Remarking that today is Palm Sunday. The beginning of the Passion Week of Christ. And once Jesus fulfills his promise to Abraham and blessing all nations by coming to this earth and offering his kingdom. And giving his life that just as Abraham’s cup overflowed. Just so yours could overflow too. Jesus gives it all for you. So that you can be full of life in him. As Abraham did in this passage. Abraham gave his life in all in return. For your cup to overflow. This is what Jesus asks. Regardless of where you are. No matter how much you look at a world and realize it might be bankrupt. One five. Maybe if we said to Abraham today, Abraham, what made you what made you so special? On a week like today, he would say, it’s nothing to do with me. I was a man lost in air. I had no direction and I knew I was bankrupt, and what I had happen to me was the grace of God intervening, given me such glorious promise and hope beyond today, that if I would just trust by faith. Blessed. It’s not me. It’s the King of Glory who rode into Jerusalem on the back of a donkey as a servant, giving his life for you, that you could be blessed in him. It’s not me. How did your cup overflow? It’s faith. It’s trusting no matter what.

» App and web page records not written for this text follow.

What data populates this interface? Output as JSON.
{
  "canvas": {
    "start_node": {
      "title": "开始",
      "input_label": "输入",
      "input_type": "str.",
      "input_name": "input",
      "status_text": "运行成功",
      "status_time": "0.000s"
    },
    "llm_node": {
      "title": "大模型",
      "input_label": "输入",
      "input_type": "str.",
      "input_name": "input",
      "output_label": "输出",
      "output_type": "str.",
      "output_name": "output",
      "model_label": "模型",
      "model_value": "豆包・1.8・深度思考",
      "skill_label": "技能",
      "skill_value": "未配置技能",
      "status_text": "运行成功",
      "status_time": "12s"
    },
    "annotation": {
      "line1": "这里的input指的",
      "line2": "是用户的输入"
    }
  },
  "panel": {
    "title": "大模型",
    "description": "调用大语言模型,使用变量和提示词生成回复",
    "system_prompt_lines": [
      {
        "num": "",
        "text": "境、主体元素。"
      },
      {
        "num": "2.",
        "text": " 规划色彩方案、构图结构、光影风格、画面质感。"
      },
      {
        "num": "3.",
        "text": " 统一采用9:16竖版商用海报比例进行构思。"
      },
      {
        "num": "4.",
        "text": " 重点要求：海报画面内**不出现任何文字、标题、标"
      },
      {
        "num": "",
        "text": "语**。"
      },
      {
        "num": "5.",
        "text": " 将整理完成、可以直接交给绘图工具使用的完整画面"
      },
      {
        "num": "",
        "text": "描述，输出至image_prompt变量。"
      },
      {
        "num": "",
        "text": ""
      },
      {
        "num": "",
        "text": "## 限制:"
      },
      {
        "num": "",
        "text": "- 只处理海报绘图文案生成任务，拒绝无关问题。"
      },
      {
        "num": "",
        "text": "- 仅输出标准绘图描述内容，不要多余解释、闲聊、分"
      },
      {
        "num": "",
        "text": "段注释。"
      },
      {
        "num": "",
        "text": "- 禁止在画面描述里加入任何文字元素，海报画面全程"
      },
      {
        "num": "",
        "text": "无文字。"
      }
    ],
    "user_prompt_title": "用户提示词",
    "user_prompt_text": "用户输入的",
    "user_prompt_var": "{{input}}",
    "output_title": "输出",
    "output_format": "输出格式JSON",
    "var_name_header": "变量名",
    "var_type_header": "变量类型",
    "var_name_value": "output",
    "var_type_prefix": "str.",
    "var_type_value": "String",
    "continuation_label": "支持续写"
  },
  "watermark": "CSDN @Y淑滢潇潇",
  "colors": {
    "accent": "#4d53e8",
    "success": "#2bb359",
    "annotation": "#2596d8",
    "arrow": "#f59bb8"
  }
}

And the one who has promised you something far greater than the world has to offer.

TO/RN Lamb